## EXERCISE
Where a line below includes the word "this", copy that line.

================

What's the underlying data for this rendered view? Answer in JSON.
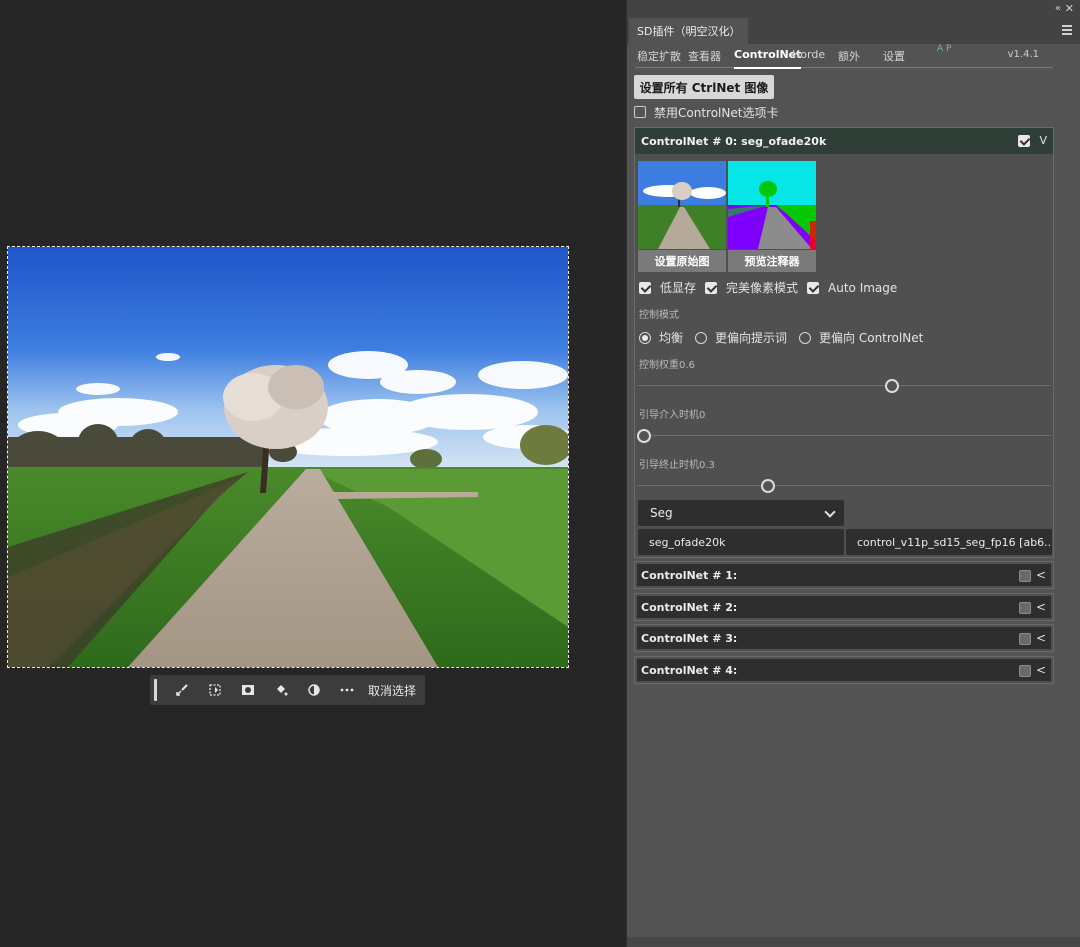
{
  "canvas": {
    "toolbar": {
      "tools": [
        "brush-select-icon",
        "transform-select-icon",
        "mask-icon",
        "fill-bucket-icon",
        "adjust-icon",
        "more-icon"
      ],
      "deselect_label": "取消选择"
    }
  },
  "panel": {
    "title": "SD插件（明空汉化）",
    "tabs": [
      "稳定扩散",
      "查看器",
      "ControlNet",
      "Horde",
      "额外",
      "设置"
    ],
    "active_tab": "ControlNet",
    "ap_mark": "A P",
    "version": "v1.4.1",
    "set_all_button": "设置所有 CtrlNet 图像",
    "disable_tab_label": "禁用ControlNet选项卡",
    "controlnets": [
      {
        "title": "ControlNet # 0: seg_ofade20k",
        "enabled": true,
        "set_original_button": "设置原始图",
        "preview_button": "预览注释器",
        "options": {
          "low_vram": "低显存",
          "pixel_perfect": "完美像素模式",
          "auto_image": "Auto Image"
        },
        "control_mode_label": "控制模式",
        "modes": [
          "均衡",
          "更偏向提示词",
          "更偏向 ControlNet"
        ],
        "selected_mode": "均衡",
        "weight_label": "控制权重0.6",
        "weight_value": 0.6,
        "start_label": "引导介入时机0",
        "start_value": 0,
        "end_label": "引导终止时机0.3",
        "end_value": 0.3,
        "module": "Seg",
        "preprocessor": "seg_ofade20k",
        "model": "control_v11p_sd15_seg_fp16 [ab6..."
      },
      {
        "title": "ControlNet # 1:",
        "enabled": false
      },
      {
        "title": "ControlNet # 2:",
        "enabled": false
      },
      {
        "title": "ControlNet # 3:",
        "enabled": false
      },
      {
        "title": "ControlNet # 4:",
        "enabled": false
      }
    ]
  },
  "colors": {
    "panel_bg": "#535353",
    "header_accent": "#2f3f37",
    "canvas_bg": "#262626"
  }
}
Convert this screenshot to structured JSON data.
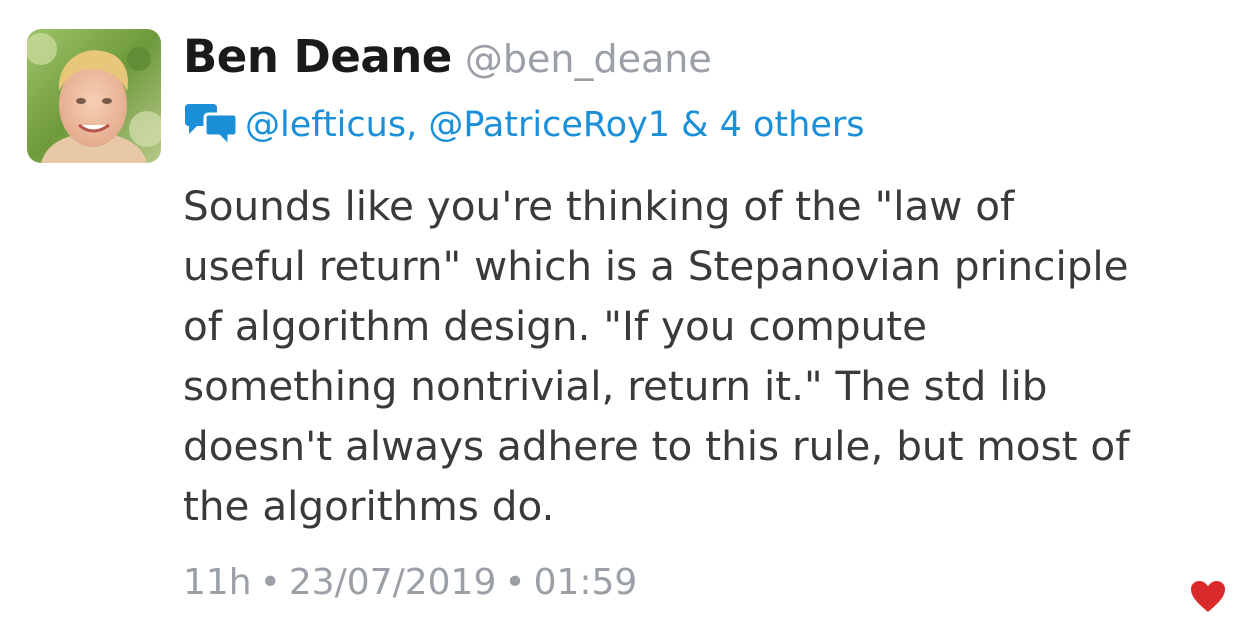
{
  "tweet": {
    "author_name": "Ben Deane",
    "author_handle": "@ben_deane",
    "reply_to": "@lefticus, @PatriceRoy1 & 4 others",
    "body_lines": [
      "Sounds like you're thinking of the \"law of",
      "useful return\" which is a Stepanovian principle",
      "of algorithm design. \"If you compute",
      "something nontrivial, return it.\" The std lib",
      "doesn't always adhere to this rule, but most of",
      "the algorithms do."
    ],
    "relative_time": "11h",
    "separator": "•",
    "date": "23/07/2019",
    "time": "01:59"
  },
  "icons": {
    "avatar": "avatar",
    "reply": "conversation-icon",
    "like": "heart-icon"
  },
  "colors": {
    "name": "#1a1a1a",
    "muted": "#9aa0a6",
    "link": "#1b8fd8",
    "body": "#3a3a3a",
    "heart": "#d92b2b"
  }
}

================

## EXERCISE RESULT
What's the underlying data for this rendered view? Answer in JSON.
Convert this screenshot to structured JSON data.
      "doesn't always adhere to this rule, but most of",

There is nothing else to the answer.